Do you have a favorite scene or section from IMPERFECTA? If so (and if you can tell us about it without revealing any spoilers!), what makes that scene stand out for you?
My favorite scenes are the scenes with ravens. This is because when I was traveling in New Mexico researching for the book, Raven truly became my totem. Every where I went ravens came to me. Even in the form of a magazine article about ravens in my motel room and a PBS special on TV the one night I watched the tube. After a long journey through the Southwest, I knew when I got to Tierra Amarilla I wouldn’t have any internet access. But when I arrived there was a new coffee house . . . aptly named Three Ravens. . . complete with internet and mocha. Just as the Raven guided me and became magic, so he did to Perfecta.
We all need a totem. It has been a great journey for me to have Raven to guide me. If you don’t have a totem, I suggest you get one.
What is the last book you read, and why did you choose to read it?
I read about twenty books a month. I choose books for a wide variety of reasons. Although I seldom read non-fiction, the last book I read was To the End of the Earth: A History of Crypto-Jews in New Mexico by Stanley Hordes. He is a professor in New Mexico who is the expert voice on the conversos and crypto-Jews, the topic of my next book. I read it for research purposes, but it is a pretty cool book.

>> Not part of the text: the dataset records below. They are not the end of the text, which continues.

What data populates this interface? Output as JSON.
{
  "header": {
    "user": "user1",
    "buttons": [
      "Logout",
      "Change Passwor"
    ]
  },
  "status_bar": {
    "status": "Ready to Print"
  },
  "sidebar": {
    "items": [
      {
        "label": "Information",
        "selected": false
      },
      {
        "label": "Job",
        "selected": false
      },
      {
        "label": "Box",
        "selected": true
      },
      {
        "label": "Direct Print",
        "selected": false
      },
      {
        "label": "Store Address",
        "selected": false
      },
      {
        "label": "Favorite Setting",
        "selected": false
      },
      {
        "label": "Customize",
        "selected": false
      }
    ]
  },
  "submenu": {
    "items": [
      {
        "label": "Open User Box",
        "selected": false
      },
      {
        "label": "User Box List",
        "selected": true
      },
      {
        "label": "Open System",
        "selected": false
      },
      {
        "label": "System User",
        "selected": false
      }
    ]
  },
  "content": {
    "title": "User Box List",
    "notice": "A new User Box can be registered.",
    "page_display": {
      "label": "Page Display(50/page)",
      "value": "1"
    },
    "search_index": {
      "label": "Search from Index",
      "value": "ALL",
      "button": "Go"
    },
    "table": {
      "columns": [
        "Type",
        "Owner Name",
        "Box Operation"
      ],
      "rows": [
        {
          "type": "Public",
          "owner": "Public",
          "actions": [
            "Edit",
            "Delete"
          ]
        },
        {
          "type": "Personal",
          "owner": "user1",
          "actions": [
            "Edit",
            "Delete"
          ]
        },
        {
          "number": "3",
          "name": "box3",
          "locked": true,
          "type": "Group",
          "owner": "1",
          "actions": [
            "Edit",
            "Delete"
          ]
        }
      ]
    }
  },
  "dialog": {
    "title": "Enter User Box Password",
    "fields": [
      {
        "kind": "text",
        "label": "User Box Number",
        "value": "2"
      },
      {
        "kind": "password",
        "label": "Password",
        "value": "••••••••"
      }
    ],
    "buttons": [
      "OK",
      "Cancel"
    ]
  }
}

How did you push yourself to get past difficult moments in writing and editing IMPERFECTA? Do you have a favorite place to write or to edit your work?
I have been writing for three years. I am happy to say there have been NO dry periods. Because I work on several things at once, if I get “stuck” I simply switch to a different piece of work. Because of Susan Spann’s great workshop on writing a business plan, I stick to a schedule. I write nearly every day, for a minimum of three hours. I also have planned hours of marketing, maintaining my website and more. I can do “busy work” when not inspired creatively. I have actually completed the first draft of five novels, and the first two books in a planned series for children. But those are FIRST draft only. Revision is not as much fun. I have found the being organized by having a bulletin board with important facts about my characters greatly reduces what I find most frustrating- remembering what I said the first time around. What color was her horse, where did he work, type things.
My favorite place to work is a yurt in Ukiah, at the top of a mountain. Fortunately for me, this place exists and is owned by one of my best friends, so I can go there whenever I want. No internet, phone or TV, just a beautiful room with a view of a pond and the mountains.
Do you have any upcoming signings or readings?
April 23: Placer High School Auditorium – One Book One Community – Author Book Signing
April 27: Gold Country Writers Spring Book Affair, Placer Arts Building in Auburn, 1:00-4:00
May 4: Cinco de Mayo Festival in San Francisco, Delores Park 10-6
May 23: Three Ravens Coffee House, Tierra Amarilla 1-3
And now, the speed round:
Plotter or pantser?
Yikes! I don’t know what this means? I’m guessing do I stop and think or am I impulsive? Hmm . . . plotter, with occasional bouts of pantser.
Coffee, tea, or bourbon?
Socks or no socks?
Socks that don’t match.
Cats, dogs, or reptiles?
I’m married to a veterinarian. All of the above and a few more thrown in.
For dinner: Italian, Mexican, Burgers or Thai?
Navajo fry bread tacos rock!
Thank you, Robin, for joining us today and telling us about yourself and IMPERFECTA. If you’d like to learn more about Robin, you can find her at her website, and you can watch the YouTube trailer for IMPERFECTA here. You can find the book on Amazon, at Harmony Books in Nevada City and through The Book Seller in Grass Valley, California.